Third, a designer should never be "intimidating". We are here to provide a service and if you do not feel comfortable asking questions and stating whatever is on your mind, you will not get the best results. I always remind my clients that it is THEIR home and I need to know whatever is on their mind to do the best possible job for them.
A tip I got from one of the HGTV shows for a small room with a sloped ceiling is that you can take a light color paint for the walls (to help make it feel bigger). Then take the paint and ask the paint store to lighten a small sample with a little white. Use this on the ceiling (especially the sloped part) and the lighter shade will make the ceiling feel like it is a little higher and keep it from feeling like it is crowding you in. You can also opt to do the regular ceiling in the original shade and only the sloped part in the slightly lighter shade and it should still give the feeling of raising the ceiling.
That is a great tip. Thanks!

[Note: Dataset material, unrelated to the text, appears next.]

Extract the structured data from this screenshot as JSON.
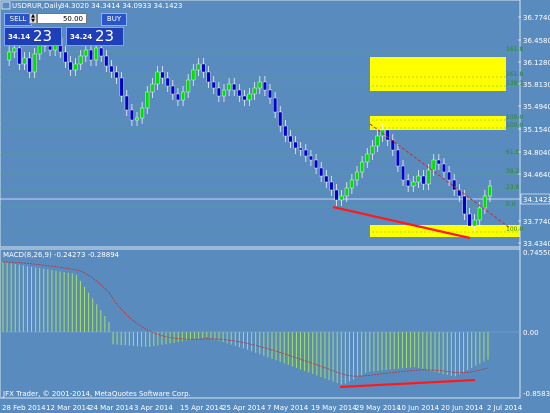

I really depends on how frequently you use the cooking surfaces for foods and anything that may attract bacteria. If you are an infrequent cook, then you can probably seal it once every several years (say 4-5). I cook pretty much daily or almost daily and I reseal our granite every other summer. I like to so this the night before we leave for vacation so that it has the vacation time to set and dry (the stuff we use says that it should stay dry for 24-48 hours). Then we come home and can use the kitchen again. I have a friend who doesn't really cook, but uses the kitchen frequently and is a bit of a slob. After 5 years, his counters are in pretty bad shape and would take some serious cleaning to get back in good condition.
Love the idea of sealing it before you go on vacation. You bring up some good issues. Thanks.
For Ms. Hawthorn: What color yellow is the Jameson Kitchen? Also, do you know of a ' white' ( I use the tem loosely) that would read like a warm sunset in the evenings... something that wood "glow", and not go gray without sun on it?
The Jameson kitchen is BM Semolina - 2155-40. It is a strong color that feels like late morning sun. Try the BM Off White colors like antiquity OC 107 or pale moon OC 108,
It looks like you posted a question from "I'm a cheapskate", but not answer.
Can't find the question, butI would be happy to provide some free advice.
I am going to paint over panelling, so I know I need to prime the surface. Do you recommend a separate primer, and if so, which one/what type should I look for? Or do the new "paint and primer in one" paints work as well as the commercials lead one to believe they do? Any first-hand experience or preferences between brands you can share for this first timer? Thanks.
I like Kilz.